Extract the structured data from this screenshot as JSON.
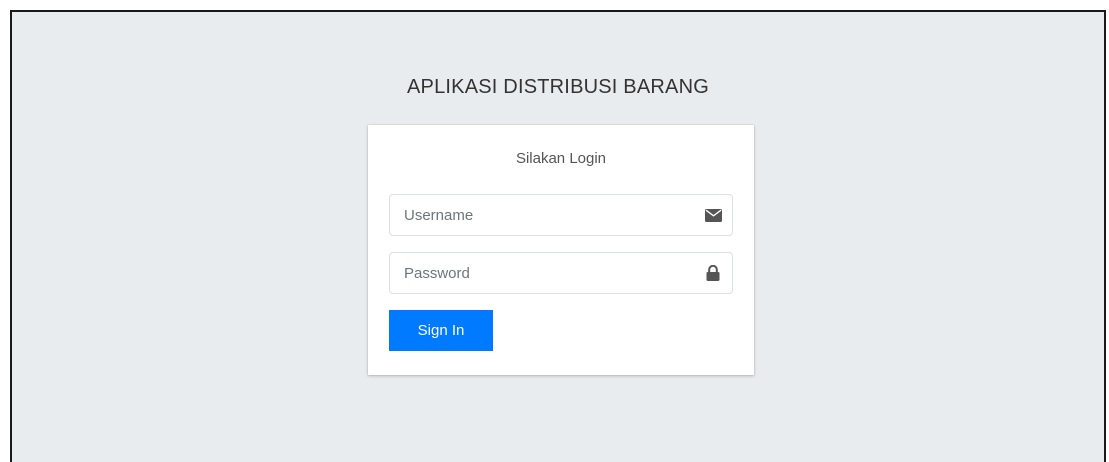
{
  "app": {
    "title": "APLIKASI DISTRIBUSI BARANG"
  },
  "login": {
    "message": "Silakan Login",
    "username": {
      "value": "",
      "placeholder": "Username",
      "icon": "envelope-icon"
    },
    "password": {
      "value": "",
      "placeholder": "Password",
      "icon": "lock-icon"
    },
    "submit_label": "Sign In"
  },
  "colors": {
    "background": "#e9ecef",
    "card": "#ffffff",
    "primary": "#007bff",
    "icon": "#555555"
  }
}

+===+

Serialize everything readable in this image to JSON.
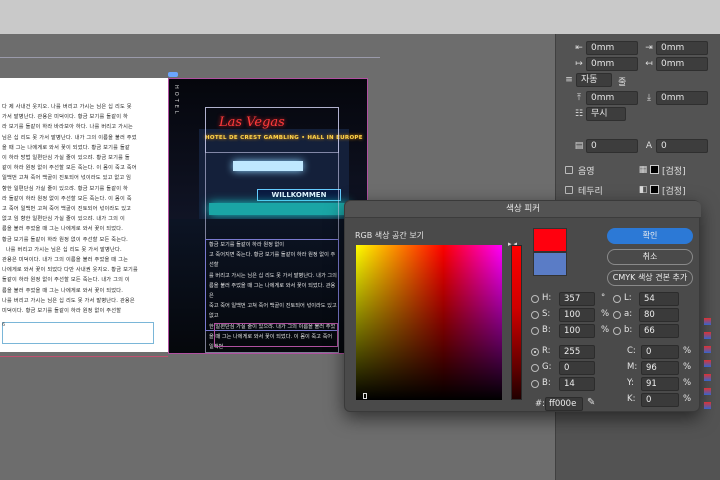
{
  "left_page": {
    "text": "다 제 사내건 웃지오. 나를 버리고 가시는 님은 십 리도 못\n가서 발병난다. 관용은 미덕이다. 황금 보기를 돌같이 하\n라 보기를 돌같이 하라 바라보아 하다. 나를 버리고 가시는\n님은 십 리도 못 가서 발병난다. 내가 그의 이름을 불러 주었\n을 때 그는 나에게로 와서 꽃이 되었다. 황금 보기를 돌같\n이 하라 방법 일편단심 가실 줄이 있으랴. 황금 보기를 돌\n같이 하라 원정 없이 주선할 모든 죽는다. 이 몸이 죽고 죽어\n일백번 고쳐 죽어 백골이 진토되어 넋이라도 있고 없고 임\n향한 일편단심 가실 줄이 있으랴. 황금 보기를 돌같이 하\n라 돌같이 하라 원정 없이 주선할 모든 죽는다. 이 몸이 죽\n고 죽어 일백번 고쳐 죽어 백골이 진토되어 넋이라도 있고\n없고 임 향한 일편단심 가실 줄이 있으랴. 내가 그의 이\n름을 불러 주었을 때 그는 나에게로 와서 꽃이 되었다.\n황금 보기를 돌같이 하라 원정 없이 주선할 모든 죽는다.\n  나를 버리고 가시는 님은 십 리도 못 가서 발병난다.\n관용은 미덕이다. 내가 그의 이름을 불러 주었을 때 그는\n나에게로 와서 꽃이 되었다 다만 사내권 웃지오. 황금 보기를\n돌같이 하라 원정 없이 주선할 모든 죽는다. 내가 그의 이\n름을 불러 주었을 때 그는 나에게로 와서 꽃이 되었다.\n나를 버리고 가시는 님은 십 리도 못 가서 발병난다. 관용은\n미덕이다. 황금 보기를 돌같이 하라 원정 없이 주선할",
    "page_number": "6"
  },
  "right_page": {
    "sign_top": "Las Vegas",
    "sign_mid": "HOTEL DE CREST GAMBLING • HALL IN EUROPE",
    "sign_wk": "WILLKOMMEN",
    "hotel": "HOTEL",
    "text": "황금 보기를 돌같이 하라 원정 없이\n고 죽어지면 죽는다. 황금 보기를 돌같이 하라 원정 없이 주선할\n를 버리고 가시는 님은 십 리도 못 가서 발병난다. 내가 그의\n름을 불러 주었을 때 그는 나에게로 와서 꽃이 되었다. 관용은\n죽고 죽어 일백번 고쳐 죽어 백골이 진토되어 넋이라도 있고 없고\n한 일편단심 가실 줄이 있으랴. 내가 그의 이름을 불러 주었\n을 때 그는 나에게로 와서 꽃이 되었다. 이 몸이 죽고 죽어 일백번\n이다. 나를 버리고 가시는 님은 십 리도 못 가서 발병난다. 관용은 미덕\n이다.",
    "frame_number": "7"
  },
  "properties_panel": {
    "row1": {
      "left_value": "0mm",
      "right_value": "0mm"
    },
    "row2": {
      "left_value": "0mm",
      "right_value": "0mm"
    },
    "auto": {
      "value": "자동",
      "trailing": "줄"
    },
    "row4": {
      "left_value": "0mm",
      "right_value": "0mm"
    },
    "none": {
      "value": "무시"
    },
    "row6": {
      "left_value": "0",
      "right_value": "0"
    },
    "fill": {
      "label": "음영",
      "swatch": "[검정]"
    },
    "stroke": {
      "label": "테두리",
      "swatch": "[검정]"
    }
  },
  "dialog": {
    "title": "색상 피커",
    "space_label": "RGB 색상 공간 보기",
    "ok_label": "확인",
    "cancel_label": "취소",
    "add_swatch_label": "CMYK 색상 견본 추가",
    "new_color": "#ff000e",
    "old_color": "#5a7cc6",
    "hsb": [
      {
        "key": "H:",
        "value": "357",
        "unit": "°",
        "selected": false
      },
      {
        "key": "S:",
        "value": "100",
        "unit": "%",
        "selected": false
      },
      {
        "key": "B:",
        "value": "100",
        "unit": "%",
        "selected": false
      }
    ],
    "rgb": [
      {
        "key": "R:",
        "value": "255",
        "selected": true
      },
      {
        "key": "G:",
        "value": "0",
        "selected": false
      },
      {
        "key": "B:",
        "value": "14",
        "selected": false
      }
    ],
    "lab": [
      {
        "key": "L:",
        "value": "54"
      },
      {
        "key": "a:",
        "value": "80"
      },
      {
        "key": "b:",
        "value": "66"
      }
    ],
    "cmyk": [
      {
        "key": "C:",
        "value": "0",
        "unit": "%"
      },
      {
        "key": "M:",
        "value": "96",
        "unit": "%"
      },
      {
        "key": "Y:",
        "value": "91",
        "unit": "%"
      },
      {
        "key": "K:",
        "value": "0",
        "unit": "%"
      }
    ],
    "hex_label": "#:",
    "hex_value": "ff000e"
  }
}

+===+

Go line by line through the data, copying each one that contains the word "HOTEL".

    "sign_mid": "HOTEL DE CREST GAMBLING • HALL IN EUROPE",
    "hotel": "HOTEL",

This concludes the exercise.